**WHAT TO DO:** Only an exact reprint of all the data is acceptable.

**THE DATA:**

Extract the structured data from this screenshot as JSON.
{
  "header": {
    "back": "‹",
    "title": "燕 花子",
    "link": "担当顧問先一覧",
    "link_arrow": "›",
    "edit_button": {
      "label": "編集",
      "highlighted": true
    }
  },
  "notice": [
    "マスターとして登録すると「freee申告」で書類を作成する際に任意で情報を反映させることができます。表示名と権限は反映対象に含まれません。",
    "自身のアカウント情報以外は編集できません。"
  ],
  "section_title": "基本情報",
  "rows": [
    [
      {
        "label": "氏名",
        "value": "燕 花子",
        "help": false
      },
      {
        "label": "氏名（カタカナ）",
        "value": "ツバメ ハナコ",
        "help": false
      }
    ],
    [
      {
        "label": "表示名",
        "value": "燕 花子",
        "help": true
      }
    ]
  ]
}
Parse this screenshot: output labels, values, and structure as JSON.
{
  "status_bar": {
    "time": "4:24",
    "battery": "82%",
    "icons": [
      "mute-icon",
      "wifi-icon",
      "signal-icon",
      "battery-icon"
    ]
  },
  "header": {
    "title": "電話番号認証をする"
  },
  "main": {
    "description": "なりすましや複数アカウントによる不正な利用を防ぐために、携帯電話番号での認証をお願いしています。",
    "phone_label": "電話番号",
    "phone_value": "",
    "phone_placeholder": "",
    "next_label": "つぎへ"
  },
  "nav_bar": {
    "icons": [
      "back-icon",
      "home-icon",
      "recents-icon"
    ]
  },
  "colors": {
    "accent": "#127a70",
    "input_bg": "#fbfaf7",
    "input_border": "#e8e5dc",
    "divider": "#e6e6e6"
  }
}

**ANSWER SECTION:**
Extract the structured data from this screenshot as JSON.
{
  "header": {
    "back": "‹",
    "title": "燕 花子",
    "link": "担当顧問先一覧",
    "link_arrow": "›",
    "edit_button": {
      "label": "編集",
      "highlighted": true
    }
  },
  "notice": [
    "マスターとして登録すると「freee申告」で書類を作成する際に任意で情報を反映させることができます。表示名と権限は反映対象に含まれません。",
    "自身のアカウント情報以外は編集できません。"
  ],
  "section_title": "基本情報",
  "rows": [
    [
      {
        "label": "氏名",
        "value": "燕 花子",
        "help": false
      },
      {
        "label": "氏名（カタカナ）",
        "value": "ツバメ ハナコ",
        "help": false
      }
    ],
    [
      {
        "label": "表示名",
        "value": "燕 花子",
        "help": true
      }
    ]
  ]
}
Parse this screenshot: output labels, values, and structure as JSON.
{
  "status_bar": {
    "time": "4:24",
    "battery": "82%",
    "icons": [
      "mute-icon",
      "wifi-icon",
      "signal-icon",
      "battery-icon"
    ]
  },
  "header": {
    "title": "電話番号認証をする"
  },
  "main": {
    "description": "なりすましや複数アカウントによる不正な利用を防ぐために、携帯電話番号での認証をお願いしています。",
    "phone_label": "電話番号",
    "phone_value": "",
    "phone_placeholder": "",
    "next_label": "つぎへ"
  },
  "nav_bar": {
    "icons": [
      "back-icon",
      "home-icon",
      "recents-icon"
    ]
  },
  "colors": {
    "accent": "#127a70",
    "input_bg": "#fbfaf7",
    "input_border": "#e8e5dc",
    "divider": "#e6e6e6"
  }
}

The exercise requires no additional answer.